(Task brief): What is the number of lines in the data below that contain "sweater"? Answer with that number and no other words.

Component data from apps and pages:
..............................
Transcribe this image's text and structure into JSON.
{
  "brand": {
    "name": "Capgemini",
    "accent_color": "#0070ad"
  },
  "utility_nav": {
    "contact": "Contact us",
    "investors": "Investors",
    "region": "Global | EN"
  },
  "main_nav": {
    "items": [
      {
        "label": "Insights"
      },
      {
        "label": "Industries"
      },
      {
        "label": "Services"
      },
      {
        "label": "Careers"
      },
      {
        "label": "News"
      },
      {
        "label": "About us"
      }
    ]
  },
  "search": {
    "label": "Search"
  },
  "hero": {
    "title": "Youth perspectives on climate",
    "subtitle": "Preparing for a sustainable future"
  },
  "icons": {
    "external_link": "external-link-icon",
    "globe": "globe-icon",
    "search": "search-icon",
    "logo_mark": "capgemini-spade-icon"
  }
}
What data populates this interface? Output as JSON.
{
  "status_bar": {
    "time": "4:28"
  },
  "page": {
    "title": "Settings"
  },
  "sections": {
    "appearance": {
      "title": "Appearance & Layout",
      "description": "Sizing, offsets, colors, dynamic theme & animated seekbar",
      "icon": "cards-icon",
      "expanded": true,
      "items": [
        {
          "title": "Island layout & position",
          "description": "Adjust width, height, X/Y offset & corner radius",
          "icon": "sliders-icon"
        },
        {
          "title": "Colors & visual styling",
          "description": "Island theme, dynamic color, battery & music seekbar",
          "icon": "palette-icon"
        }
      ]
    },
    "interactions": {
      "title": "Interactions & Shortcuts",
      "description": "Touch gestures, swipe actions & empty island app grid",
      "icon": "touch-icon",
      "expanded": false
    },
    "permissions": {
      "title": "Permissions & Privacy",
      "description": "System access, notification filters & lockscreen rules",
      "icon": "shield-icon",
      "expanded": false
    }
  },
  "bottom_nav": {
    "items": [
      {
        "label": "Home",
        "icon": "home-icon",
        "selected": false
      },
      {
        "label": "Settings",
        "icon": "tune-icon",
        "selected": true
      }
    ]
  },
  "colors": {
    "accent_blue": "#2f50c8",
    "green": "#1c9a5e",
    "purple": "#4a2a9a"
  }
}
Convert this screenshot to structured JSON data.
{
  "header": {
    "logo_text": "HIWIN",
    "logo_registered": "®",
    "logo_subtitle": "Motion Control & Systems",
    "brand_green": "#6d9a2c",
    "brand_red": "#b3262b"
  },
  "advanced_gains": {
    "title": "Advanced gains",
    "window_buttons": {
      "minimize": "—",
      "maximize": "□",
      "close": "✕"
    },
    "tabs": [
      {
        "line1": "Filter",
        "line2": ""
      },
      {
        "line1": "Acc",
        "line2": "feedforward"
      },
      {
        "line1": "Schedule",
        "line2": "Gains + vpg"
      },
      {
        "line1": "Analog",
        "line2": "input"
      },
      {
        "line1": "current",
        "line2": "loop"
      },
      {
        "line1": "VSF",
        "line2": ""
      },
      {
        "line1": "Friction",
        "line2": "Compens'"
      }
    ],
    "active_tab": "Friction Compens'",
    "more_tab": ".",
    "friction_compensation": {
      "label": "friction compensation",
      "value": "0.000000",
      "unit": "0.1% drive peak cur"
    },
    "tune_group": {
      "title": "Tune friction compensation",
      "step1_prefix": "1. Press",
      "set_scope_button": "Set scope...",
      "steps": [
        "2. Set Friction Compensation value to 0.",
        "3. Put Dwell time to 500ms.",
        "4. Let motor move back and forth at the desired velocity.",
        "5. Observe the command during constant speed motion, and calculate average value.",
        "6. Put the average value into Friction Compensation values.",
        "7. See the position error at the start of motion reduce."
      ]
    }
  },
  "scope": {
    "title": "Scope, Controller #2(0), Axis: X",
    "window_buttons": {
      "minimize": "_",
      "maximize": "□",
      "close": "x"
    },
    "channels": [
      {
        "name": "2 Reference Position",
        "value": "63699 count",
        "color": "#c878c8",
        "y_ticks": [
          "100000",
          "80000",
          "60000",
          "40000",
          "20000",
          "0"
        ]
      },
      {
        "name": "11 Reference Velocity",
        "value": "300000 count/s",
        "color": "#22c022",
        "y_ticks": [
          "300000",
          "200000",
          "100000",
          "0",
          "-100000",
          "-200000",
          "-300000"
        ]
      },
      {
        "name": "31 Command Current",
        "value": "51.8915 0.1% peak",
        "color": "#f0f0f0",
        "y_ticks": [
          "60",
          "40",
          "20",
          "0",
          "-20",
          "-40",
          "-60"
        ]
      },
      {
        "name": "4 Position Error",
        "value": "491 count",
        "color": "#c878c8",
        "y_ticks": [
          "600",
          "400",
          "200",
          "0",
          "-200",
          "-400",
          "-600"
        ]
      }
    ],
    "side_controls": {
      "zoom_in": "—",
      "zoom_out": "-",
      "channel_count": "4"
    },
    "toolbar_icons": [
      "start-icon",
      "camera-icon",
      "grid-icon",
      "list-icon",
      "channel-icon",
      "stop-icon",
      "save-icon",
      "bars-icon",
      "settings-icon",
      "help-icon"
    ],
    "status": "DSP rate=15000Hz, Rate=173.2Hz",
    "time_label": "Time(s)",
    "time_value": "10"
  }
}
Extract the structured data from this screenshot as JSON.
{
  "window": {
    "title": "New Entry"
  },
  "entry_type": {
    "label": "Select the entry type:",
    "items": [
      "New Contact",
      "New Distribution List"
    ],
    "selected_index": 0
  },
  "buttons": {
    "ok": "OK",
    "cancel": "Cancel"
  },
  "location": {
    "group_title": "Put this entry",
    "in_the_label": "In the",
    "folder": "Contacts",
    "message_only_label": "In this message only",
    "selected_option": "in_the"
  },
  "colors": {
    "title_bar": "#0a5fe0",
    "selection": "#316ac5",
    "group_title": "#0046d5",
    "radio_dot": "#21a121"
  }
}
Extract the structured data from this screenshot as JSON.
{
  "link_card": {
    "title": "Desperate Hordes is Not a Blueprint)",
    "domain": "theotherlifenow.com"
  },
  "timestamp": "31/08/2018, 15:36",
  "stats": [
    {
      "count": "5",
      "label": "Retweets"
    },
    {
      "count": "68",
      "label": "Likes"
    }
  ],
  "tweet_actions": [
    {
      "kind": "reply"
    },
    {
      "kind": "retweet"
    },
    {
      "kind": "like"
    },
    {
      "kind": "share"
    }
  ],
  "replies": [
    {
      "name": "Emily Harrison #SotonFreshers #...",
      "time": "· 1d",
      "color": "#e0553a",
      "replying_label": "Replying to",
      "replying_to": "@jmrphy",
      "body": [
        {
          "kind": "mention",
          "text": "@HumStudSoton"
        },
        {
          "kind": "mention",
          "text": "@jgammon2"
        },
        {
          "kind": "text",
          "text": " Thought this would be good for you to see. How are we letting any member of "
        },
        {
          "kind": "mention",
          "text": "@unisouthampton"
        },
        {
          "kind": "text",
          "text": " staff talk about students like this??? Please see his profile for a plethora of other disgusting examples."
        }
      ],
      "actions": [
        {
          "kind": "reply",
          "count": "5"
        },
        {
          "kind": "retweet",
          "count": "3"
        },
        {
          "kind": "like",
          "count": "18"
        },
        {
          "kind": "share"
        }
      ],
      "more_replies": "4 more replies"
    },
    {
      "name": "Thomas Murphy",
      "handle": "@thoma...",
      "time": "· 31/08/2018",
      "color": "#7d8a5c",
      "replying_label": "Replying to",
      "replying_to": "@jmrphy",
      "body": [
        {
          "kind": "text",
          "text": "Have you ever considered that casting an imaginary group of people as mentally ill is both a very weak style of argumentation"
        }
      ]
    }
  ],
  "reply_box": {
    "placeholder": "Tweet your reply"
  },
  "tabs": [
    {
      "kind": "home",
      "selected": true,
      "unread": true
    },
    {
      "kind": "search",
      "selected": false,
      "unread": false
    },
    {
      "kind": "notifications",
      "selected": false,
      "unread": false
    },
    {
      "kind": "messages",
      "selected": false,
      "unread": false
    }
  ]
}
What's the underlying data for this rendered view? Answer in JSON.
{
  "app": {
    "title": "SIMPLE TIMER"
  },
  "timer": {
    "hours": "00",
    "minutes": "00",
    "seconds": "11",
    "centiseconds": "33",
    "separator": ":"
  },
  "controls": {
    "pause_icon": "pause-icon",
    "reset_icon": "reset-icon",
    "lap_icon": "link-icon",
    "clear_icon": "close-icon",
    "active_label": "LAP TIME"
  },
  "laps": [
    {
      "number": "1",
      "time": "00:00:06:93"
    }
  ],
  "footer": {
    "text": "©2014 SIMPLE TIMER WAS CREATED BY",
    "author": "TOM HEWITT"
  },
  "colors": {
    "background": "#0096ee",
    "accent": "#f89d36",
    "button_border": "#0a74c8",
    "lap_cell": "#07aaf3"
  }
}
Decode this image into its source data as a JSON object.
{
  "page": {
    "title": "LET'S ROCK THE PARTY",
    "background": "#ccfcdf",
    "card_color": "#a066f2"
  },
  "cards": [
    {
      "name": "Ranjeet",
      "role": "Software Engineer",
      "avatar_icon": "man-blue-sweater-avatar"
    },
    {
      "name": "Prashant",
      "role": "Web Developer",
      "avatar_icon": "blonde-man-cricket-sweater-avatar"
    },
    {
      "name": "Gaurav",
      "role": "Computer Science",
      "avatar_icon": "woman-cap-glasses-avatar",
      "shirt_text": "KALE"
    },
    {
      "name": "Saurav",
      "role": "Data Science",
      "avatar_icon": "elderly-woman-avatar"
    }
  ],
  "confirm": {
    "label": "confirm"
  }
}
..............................
(Response for this exercise): 2